If Bank is trading above $9 per share at expiration, you lose out on everything above $9 per share, but a 90% gain will aid in your comfort. Aside from the 34 cents per share risk, the next biggest downside to this strategy is Bank does have to move higher just to break even.
Citi is connected to everyone and is "too big to fail." It's the "too big to fail" part that makes Citi attractive to me. I have invested in Citi several times in the past three years and believe now may be another good time to gain exposure.
The trailing 12 month price-to-earnings ratio says it all when it comes to pricing in growth. The trailing earnings multiple is 8 and the forward estimate multiple drops down to 7.5. Drops in earnings multiples happen when investors become skittish about the future earnings of a company.
Considering Citi (and others) likely spend as much time in court fighting lawsuits as in the office driving new business, I am not surprised the earnings multiple is as low as it is.

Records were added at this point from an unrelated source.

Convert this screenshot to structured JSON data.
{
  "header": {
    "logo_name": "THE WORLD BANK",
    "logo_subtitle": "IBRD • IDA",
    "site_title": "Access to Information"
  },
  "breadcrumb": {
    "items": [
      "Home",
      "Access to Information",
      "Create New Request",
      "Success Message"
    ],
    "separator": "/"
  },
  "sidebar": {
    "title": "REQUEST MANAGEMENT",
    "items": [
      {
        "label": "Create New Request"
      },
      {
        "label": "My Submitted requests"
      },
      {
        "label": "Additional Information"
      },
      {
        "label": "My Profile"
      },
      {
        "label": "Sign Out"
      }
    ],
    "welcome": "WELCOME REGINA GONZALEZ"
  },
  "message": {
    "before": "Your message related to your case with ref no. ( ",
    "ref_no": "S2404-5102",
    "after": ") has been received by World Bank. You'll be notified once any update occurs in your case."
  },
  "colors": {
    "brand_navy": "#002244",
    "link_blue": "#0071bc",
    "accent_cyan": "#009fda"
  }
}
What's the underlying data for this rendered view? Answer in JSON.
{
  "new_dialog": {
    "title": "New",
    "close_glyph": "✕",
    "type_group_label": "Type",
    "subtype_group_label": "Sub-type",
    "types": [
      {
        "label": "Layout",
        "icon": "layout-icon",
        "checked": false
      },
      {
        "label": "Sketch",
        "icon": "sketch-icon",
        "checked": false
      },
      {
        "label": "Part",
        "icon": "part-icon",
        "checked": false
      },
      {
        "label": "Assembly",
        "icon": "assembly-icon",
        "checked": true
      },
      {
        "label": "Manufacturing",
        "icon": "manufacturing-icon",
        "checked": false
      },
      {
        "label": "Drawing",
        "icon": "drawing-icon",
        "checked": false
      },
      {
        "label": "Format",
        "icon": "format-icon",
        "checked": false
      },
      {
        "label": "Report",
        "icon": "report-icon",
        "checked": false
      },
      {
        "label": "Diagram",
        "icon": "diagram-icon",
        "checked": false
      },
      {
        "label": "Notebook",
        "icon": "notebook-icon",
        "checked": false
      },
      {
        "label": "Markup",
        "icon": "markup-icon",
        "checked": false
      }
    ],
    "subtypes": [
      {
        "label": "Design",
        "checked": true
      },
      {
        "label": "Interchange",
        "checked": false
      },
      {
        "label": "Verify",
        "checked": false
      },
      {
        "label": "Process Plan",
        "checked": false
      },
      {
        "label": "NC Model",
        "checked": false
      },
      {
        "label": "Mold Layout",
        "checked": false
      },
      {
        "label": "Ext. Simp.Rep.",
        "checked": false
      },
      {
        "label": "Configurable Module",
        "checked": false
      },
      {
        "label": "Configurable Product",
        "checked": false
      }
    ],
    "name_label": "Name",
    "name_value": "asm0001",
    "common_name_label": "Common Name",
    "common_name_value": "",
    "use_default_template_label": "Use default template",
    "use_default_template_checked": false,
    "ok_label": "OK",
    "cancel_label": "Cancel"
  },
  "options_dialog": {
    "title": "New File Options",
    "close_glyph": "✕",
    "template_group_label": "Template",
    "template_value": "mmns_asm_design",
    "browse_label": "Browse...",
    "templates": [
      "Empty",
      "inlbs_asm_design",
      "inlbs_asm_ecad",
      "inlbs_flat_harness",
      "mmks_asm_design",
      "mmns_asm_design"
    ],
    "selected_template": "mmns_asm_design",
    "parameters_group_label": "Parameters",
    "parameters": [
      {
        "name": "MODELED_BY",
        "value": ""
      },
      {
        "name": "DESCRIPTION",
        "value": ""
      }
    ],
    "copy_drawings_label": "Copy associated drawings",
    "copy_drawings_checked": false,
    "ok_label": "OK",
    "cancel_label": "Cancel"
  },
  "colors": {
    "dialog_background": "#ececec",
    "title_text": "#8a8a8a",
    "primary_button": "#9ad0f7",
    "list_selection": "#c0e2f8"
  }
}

Citi's yield isn't much better than investing your money inside a savings account at Citi, but there are reasons why you should consider exposure despite the headwinds the bank faces.
Analysts like Citi. Over half the analysts that follow currently rate the stock a buy. Short sellers are not pushing each other out of the way to short shares at the current price.
Short interest in Citi is near 2%, and we can assume some of it is from hedging activities and not straight bearish positions. Unless a new shoe drops on Citi and or the financial sector, there is no reason why shorts will become aggressive either.
The November $32 strike calls can be sold for about $1.15. With a current stock price of $29.75, the maximum possible return is $3.40 for a gain of 11.9% in less than 80 days. The maximum risk is $28.60 per share.
I use SEC.gov, Zacks.com, WSJ.com, Tradestation, and Reuters for my data. P/E is generally adjusted P/E based on an average number of shares.
At the time of publication, the author held no positions in any of the stocks mentioned.
This article is commentary by an independent contributor, separate from TheStreet's regular news coverage.